That the friendship which is now established between the United States and To-to-tan, You-quee-chae, and Qua-ton-wah bands of Indians shall not be interrupted by the misconduct of individuals, it is hereby agreed that for injuries done by individuals no private revenge or retaliation shall take place, but instead thereof complaints shall be made by the party injured to the superintendent or agent of Indian affairs, or other person appointed by the President, and it shall be the duty of the chiefs of said bands, upon complaint being made as aforesaid, to deliver up the person or persons against whom the complaint is made, to the end that he or they may be punished agreeably to the laws of the United States. And in like manner if any violence, robbery, or murder shall be committed on any Indian or Indians belonging to the said bands, the person or persons so offending shall be tried, and if found guilty shall be punished in like manner as if the injury had been done to a white man. And it is agreed that the chiefs of the said bands shall, to the utmost of their power, exert themselves to recover horses or other property which may be stolen or taken from any citizen or citizens of the United States by any individual or individuals of said bands; and the property so recovered shall be forthwith delivered to the agent or other person authorized to receive it, that it may be restored to the proper owner. And the United States hereby guarantee to any Indian or Indians of the said bands a full indemnification for any horses or other property which may be stolen from them by any of their citizens, provided that the property stolen cannot be recovered, and that sufficient proof is produced that it was actually stolen by a citizen of the United States. And the said bands of Indians engage, on the requisition or demand of the President of the United States or of the agents, to deliver up any white men resident among them.

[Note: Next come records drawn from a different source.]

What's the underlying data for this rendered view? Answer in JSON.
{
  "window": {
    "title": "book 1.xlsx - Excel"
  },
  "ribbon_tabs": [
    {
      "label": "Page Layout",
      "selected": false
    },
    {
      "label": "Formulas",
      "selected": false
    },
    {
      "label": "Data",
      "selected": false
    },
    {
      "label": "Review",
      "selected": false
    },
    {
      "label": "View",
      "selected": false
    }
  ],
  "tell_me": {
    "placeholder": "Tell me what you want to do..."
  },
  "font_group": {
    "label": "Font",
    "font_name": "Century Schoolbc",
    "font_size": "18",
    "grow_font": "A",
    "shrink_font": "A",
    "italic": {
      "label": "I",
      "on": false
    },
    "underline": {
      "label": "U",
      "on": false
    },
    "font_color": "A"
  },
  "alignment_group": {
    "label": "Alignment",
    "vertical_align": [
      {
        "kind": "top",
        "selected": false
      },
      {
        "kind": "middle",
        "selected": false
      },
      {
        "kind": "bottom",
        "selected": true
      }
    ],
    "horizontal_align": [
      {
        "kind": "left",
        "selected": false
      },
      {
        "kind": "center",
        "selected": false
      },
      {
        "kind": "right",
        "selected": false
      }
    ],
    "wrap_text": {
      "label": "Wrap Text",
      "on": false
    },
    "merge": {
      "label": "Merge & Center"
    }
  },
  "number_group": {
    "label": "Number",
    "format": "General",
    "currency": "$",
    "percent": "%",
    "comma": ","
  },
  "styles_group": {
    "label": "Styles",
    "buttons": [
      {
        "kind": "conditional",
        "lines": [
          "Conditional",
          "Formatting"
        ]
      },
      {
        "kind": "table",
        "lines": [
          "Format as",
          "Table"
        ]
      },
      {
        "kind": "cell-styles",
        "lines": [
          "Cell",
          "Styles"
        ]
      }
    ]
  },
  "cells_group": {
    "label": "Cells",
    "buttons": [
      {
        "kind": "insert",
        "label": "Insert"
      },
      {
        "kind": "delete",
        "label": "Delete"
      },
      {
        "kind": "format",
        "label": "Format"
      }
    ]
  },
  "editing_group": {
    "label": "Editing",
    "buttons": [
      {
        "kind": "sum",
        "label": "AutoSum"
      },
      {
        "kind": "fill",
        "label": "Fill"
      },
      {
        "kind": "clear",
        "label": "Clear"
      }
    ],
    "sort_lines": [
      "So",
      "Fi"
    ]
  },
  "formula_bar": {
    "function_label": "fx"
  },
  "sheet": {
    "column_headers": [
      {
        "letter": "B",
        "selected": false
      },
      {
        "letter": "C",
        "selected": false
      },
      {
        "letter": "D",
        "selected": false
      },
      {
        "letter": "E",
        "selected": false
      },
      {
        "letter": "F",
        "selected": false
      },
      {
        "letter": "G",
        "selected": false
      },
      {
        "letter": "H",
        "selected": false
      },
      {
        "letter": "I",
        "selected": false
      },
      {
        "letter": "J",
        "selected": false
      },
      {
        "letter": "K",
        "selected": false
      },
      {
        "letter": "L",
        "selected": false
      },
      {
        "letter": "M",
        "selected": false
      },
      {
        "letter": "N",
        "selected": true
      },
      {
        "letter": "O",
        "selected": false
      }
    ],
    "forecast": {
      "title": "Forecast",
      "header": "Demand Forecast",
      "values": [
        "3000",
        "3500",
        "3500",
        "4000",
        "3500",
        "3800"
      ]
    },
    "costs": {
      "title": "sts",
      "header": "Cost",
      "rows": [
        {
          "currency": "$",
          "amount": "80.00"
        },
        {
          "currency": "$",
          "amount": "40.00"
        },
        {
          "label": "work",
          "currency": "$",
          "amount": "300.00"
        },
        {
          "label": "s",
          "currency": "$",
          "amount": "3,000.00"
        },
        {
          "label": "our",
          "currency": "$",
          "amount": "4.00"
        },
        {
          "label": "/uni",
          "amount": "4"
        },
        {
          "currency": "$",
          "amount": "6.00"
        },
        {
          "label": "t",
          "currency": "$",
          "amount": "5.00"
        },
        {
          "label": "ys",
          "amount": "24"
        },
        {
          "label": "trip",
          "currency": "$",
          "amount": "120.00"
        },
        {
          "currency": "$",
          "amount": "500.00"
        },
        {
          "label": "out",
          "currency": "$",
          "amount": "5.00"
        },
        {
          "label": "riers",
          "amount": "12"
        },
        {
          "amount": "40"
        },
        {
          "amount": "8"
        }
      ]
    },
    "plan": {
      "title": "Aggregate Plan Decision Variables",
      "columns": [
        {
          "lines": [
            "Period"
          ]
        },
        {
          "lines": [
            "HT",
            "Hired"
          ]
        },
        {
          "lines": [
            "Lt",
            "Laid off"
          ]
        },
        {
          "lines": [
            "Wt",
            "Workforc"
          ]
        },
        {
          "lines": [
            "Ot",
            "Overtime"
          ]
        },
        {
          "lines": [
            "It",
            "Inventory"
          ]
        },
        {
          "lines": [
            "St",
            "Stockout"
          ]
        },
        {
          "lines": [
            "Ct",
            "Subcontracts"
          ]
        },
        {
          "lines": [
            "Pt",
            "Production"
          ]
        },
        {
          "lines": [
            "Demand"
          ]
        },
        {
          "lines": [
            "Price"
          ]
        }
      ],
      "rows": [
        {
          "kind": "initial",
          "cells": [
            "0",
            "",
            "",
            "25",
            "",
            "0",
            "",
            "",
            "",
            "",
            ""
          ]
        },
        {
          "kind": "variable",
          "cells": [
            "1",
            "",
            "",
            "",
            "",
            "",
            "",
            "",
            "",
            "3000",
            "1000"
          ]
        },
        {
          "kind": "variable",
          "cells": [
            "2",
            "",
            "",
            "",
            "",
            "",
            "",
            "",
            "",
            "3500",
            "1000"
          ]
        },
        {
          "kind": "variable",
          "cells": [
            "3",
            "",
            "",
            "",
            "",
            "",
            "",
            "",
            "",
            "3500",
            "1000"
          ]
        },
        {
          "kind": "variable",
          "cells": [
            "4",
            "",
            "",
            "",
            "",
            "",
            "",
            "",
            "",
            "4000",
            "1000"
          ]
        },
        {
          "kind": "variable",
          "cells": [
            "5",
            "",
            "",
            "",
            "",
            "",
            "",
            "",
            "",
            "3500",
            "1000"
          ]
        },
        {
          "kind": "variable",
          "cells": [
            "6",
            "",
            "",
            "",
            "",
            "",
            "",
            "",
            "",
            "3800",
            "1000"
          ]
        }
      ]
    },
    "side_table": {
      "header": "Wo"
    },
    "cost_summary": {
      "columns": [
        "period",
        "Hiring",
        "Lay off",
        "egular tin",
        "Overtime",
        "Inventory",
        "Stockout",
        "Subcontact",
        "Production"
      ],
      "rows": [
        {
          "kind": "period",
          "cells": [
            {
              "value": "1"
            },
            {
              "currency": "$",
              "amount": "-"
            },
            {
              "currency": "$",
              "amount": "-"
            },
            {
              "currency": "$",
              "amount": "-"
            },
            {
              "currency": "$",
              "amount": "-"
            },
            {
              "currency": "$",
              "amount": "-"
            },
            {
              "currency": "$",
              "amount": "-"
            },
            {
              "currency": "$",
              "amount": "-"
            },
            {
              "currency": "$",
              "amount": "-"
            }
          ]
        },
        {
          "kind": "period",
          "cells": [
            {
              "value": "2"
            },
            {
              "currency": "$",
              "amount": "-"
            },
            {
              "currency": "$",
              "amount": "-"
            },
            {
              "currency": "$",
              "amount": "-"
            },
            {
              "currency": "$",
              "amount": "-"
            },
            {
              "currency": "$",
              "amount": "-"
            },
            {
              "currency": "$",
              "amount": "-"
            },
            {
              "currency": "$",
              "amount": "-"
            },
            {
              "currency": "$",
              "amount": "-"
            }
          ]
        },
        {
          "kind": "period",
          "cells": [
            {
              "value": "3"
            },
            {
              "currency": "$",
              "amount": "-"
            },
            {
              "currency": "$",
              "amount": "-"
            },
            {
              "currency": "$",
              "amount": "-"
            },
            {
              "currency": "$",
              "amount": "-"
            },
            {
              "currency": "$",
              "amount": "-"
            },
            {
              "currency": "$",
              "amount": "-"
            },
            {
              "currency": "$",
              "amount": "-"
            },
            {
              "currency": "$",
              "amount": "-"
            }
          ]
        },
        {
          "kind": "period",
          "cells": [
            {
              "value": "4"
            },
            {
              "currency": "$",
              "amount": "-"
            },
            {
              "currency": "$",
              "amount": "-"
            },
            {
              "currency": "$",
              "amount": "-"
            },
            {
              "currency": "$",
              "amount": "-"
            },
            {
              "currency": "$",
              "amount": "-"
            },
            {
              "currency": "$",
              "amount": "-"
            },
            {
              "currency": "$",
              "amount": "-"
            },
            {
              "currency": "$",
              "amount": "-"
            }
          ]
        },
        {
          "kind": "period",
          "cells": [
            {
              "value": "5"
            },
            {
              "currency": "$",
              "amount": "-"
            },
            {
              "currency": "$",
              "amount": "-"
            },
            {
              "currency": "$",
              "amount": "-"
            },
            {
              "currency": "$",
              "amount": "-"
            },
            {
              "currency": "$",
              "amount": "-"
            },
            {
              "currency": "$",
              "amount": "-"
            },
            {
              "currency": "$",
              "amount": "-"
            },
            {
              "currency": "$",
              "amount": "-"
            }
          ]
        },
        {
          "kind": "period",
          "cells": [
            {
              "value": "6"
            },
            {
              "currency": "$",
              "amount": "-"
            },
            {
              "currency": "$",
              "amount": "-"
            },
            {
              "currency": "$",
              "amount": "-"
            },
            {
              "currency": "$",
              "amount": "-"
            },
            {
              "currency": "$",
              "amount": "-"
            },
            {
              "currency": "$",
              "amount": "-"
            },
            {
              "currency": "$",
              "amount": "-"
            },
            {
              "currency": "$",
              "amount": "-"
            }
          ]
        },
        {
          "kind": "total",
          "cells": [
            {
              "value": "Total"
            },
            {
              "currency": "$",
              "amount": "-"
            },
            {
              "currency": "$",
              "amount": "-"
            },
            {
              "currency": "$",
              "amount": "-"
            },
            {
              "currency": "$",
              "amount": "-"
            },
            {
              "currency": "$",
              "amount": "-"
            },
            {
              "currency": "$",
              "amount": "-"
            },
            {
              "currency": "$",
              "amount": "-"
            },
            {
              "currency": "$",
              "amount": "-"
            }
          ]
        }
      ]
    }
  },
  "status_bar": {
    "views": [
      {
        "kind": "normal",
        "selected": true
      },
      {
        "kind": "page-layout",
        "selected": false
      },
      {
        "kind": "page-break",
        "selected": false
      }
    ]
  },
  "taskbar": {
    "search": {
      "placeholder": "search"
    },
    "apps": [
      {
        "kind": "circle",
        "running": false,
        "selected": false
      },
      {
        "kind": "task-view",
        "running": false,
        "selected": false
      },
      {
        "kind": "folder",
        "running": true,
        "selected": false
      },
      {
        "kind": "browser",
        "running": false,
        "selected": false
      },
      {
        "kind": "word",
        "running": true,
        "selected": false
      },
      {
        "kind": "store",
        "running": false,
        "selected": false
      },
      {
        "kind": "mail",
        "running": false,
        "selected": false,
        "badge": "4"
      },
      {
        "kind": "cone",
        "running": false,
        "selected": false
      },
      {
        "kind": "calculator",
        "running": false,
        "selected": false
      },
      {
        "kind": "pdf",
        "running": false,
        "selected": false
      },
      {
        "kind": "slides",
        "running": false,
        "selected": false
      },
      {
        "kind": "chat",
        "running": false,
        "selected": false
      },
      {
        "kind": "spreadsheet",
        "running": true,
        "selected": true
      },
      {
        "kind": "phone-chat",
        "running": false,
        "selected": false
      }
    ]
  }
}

This treaty shall take effect and be obligatory on the contracting parties as soon as the same shall be ratified by the President, by and with the advice and consent of the Senate of the United States.
In testimony whereof the said Anson Dart, Henry H. Spalding, and Josiah L. Parrish, and the chiefs and head men of the To-to-tan, You-quee-chae, and Qua-ton- wah bands of Indians aforesaid, have hereunto set their hands and seals the day and year aforesaid.
Anson Dart, [SEAL.]
H. H. Spalding, [SEAL.]
Josiah L. Parrish, [SEAL.]
Chalnae, his x mark. [SEAL.]
Tutlahultusen, his x mark. [SEAL.]
Quutltus, his x mark. [SEAL.]
Yutlhahchahnae, his x mark. [SEAL.]
Signed and sealed in presence of:
Theo. Wygant, Secretary.
N. O. Parrish, Interpreter.
Chileman, his x mark, Interpreter.
William G. Truatt.